Two-Drug Combination Therapy for Multi-Drug Resistant TB

PAI is reformulating two drugs as a combination therapy that could be effective against multi-drug resistant TB.

We are collaborating on developing a new therapy for TB. By delivering the drug straight to the site where the organism mostly grows in a convenient and low cost inhaler we intend to produce a therapeutic strategy that lowers the amount of drug needed, can be delivered by users at home, and that may be effective against various forms of tuberculosis including drug resistant forms.

Leveraging the immune system to treat TB.

Our second platform is based on standard bioinformatic searches combined with neural nets to search a genome to identify antigenic epitopes, including repeat sequences and T cell epitopes. Here we screen and rank targets, we identify full length sequences and predicted cellular location wherever possible and confirm the specificity of these sequences by evaluating against the genomes of other organisms. Following target ranking we can assist in the design, expression and purification of recombinant target proteins.

Tuberculosis – A Deadly Disease with a Huge Global Burden
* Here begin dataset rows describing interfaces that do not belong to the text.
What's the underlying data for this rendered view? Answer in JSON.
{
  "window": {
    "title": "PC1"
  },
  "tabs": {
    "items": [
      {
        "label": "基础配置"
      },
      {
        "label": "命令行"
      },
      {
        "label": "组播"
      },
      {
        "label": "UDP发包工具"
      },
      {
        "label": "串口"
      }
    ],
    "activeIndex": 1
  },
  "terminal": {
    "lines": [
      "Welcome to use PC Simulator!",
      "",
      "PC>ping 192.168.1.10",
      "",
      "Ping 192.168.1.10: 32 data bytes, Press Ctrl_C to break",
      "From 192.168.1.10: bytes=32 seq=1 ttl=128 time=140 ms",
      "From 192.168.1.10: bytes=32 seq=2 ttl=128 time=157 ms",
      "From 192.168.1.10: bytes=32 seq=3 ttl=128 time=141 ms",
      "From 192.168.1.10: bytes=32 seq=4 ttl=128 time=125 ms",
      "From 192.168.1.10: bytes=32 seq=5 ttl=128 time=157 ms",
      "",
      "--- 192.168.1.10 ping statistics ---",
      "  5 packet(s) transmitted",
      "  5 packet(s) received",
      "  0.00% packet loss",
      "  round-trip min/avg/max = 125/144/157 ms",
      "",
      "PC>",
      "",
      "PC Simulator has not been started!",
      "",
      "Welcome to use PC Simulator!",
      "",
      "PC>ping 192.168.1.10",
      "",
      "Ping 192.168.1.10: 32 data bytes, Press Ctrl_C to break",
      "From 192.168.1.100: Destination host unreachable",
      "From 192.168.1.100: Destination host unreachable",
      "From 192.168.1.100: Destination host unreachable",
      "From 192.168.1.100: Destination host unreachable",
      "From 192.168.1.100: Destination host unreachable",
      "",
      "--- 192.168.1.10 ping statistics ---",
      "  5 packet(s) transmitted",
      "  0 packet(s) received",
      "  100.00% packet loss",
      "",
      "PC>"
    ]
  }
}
Tuberculosis continues to be the most serious cause of death from a single infectious micro-organism. Drug resistant tuberculosis is a particularly insidious manifestation of this disease for which alternative approaches to conventional therapy are required to facilitate treatment.  Despite heroic efforts to develop new drugs to treat tuberculosis a very small number are currently in late stage development. New strategies that involve consideration of the pharmaceutical properties of old and new drugs are needed to improve efficacy and facilitate approval of next generation combination therapies. Poor solubility and bio-availability of efficacious compounds commonly leads to discontinuation of their development. However, formulation approaches can be employed to improve these properties and alternative routes of administration may further increase their therapeutic effect.